ESRA's projects are designed to help the recipients help themselves. By helping our children succeed in their education, we empower them to become self-sufficient and productive citizens. By working in the neediest areas, we help children develop worthwhile values and keep out of trouble. These are not idle slogans. Due to ESRA projects, real change has occurred in the fabric and character of these communities, change that has been noted on many levels and applauded. Students Build a Community continues to be our flagship project, and it is our fervent wish to be able to bring this project to other communities in need. The key is having the volunteers to help run it and the local bodies to partner with us.
"Strength lies in differences, not in similarities" ― Stephen R. Covey
Our Campaign this year was dedicated to the theme, Embracing Differences. Not only do our members and volunteers come from many English-speaking countries, but we assist those who have come from an even greater number of countries. We help those who made Aliyah from diverse countries with cultures that are entirely different from those we grew up in. But we are all Israelis, whether we speak Amharic, Hebrew, English, or any other language, and we share a common future. In large part, that future will be determined by the education of our children. That is the very good reason so many of ESRA's projects focus on education.
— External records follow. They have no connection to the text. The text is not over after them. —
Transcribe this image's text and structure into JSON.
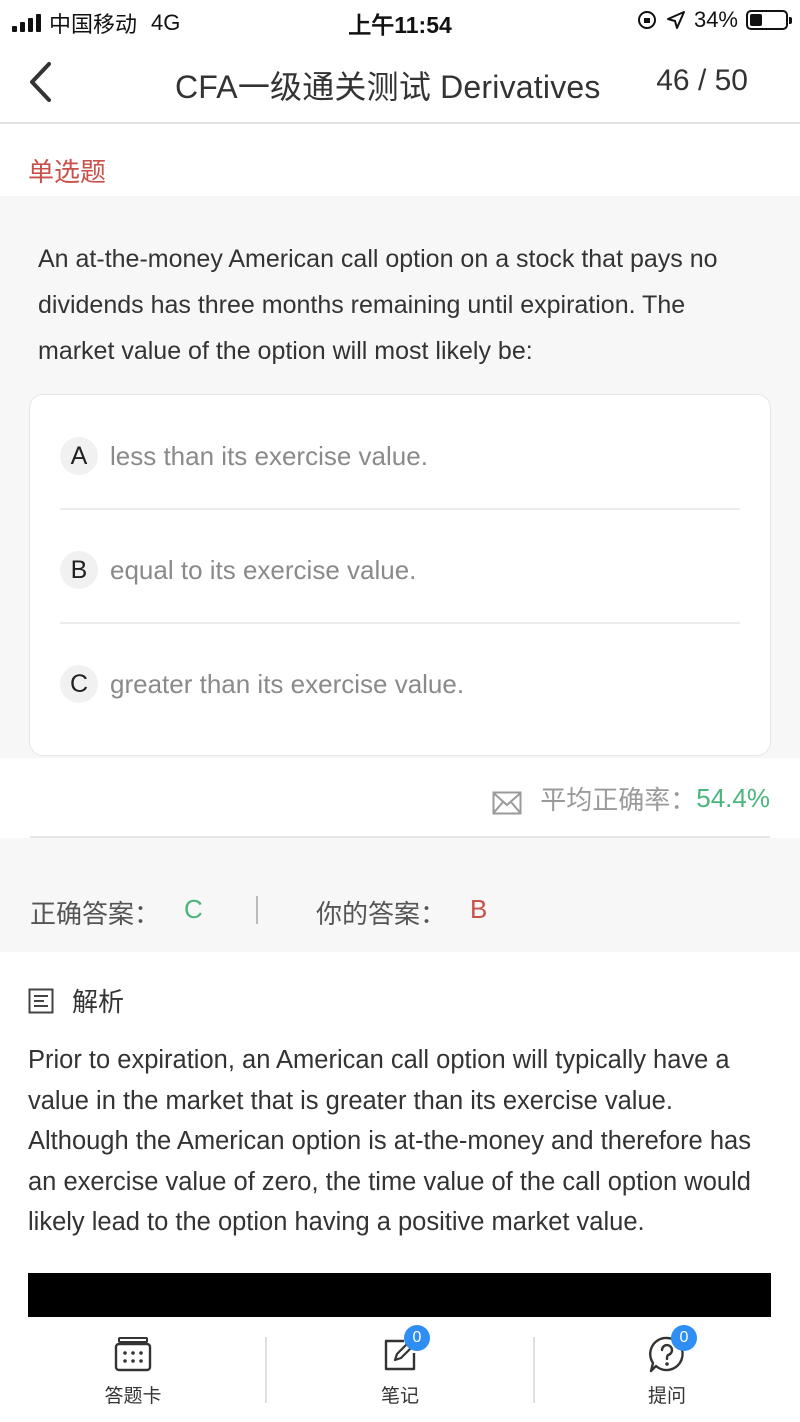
{
  "status_bar": {
    "carrier": "中国移动",
    "network": "4G",
    "time": "上午11:54",
    "battery": "34%",
    "battery_level": 0.34
  },
  "nav": {
    "title": "CFA一级通关测试 Derivatives",
    "progress": "46 / 50",
    "back_icon": "chevron-left-icon"
  },
  "question": {
    "type": "单选题",
    "text": "An at-the-money American call option on a stock that pays no dividends has three months remaining until expiration. The market value of the option will most likely be:",
    "options": [
      {
        "letter": "A",
        "text": "less than its exercise value."
      },
      {
        "letter": "B",
        "text": "equal to its exercise value."
      },
      {
        "letter": "C",
        "text": "greater than its exercise value."
      }
    ]
  },
  "stats": {
    "icon": "mail-icon",
    "label": "平均正确率：",
    "value": "54.4%"
  },
  "answers": {
    "correct_label": "正确答案：",
    "correct_value": "C",
    "yours_label": "你的答案：",
    "yours_value": "B"
  },
  "analysis": {
    "icon": "document-icon",
    "title": "解析",
    "text": "Prior to expiration, an American call option will typically have a value in the market that is greater than its exercise value. Although the American option is at-the-money and therefore has an exercise value of zero, the time value of the call option would likely lead to the option having a positive market value."
  },
  "tab_bar": {
    "tabs": [
      {
        "label": "答题卡",
        "icon": "answer-card-icon"
      },
      {
        "label": "笔记",
        "icon": "note-edit-icon",
        "badge": "0"
      },
      {
        "label": "提问",
        "icon": "question-bubble-icon",
        "badge": "0"
      }
    ]
  },
  "colors": {
    "accent_red": "#c9504a",
    "accent_green": "#4ab67b",
    "badge_blue": "#2f8ef4"
  }
}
ESRA is managed and run by volunteers together with a small professional staff now led by our energetic Sunny Marshansky, who not only ensures getting through all the day-to-day work, but keeps things running with an eye on future development. By the time you read this, we will have had our AGM and elected our Executive, which, together with all the other dedicated volunteers working in the branches or nationally, will run ESRA for the coming year. Details of the new Executive will appear in the next magazine and on the ESRA website.
ESRA's volunteering spirit is personified by Janet Kiesari, our Southern Regional Coordinator. Although recently hospitalized and still recovering from illness, she insisted on attending the regional meeting in Modiin, and as branch chair of Rishon Lezion, she has been in constant contact regarding the branch's two projects. The Rishon projects, which by the way are great examples of what can be established locally by ESRA branches, include the Darbuka (hand-held drum) Club, teaching children from distressed backgrounds about rhythm and allowing them to bang out their frustrations! This project is totally supported by the Rishon branch. The second project provides scholarships to students in exchange for their mentoring children at risk; this project is run in association with Aharei (יירחא), a social educational organization that develops young leadership and promotes social involvement among youths from development towns, absorption centers, boarding schools, and shelters. Kudos to the Rishon branch, and we wish Janet a full and speedy recovery.
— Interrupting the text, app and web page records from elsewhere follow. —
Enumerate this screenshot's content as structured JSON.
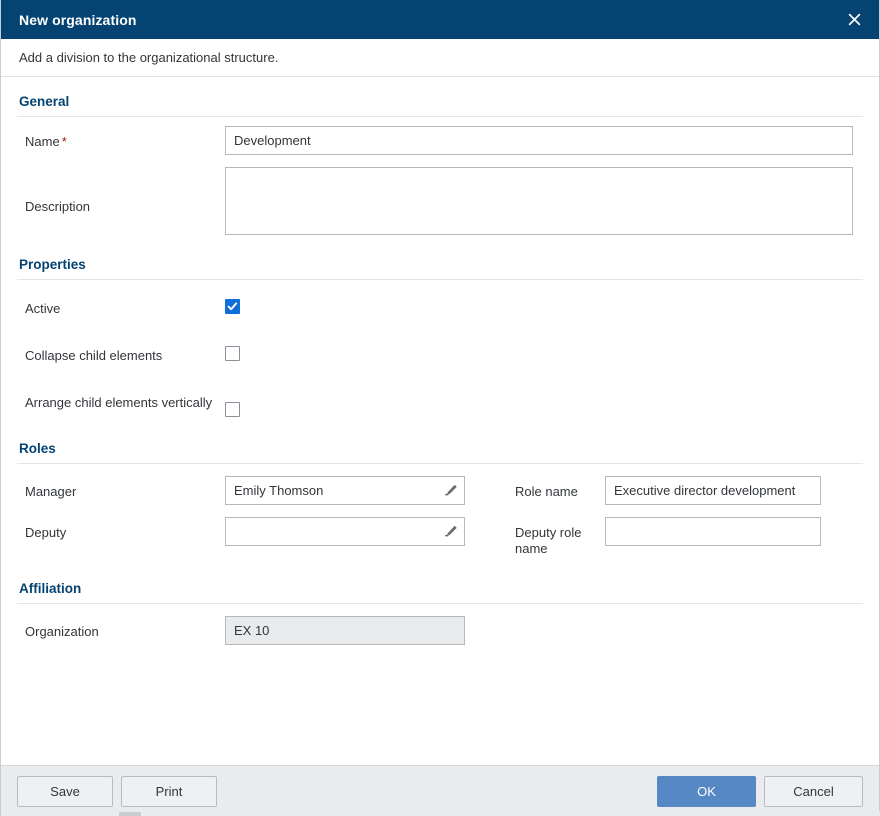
{
  "dialog": {
    "title": "New organization",
    "subtitle": "Add a division to the organizational structure.",
    "close_icon": "close-icon"
  },
  "sections": {
    "general": {
      "header": "General",
      "name_label": "Name",
      "name_required_marker": "*",
      "name_value": "Development",
      "name_placeholder": "",
      "description_label": "Description",
      "description_value": "",
      "description_placeholder": ""
    },
    "properties": {
      "header": "Properties",
      "active_label": "Active",
      "active_checked": "true",
      "collapse_label": "Collapse child elements",
      "collapse_checked": "false",
      "arrange_label": "Arrange child elements vertically",
      "arrange_checked": "false"
    },
    "roles": {
      "header": "Roles",
      "manager_label": "Manager",
      "manager_value": "Emily Thomson",
      "manager_placeholder": "",
      "deputy_label": "Deputy",
      "deputy_value": "",
      "deputy_placeholder": "",
      "role_name_label": "Role name",
      "role_name_value": "Executive director development",
      "role_name_placeholder": "",
      "deputy_role_name_label": "Deputy role name",
      "deputy_role_name_value": "",
      "deputy_role_name_placeholder": "",
      "value_help_icon": "pencil-edit-icon"
    },
    "affiliation": {
      "header": "Affiliation",
      "organization_label": "Organization",
      "organization_value": "EX 10",
      "organization_disabled": "true"
    }
  },
  "footer": {
    "save_label": "Save",
    "print_label": "Print",
    "ok_label": "OK",
    "cancel_label": "Cancel"
  },
  "colors": {
    "titlebar_blue": "#044372",
    "section_header_blue": "#044372",
    "checkbox_blue": "#0f6fd8",
    "primary_button_blue": "#5588c4",
    "required_star_red": "#a1170a",
    "footer_gray": "#eaebed"
  }
}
It is amazing to note that in two years we will be celebrating ESRA's 40th Anniversary. The occasion will be marked with an event worthy of our organization, our volunteers, our members, and our Life President and Founder, Merle Guttman.
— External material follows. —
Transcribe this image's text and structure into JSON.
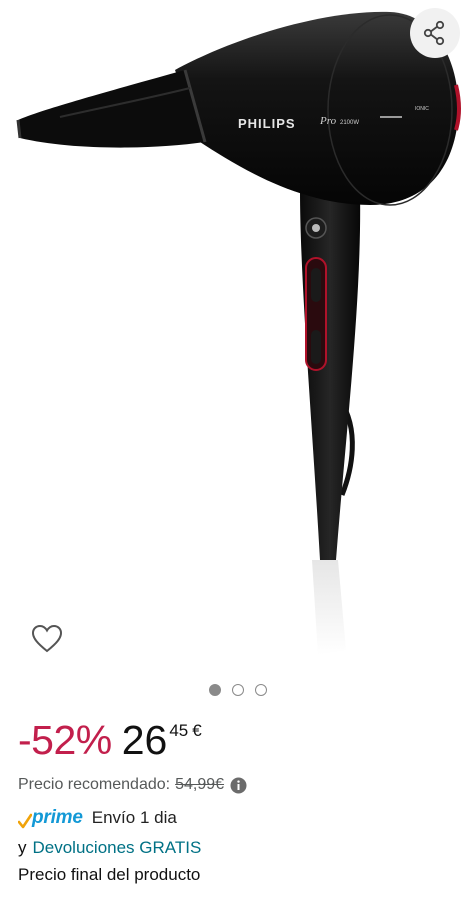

With warm regards and wishing you all interesting and entertaining activities, satisfying volunteering, and an enjoyable and cool summer.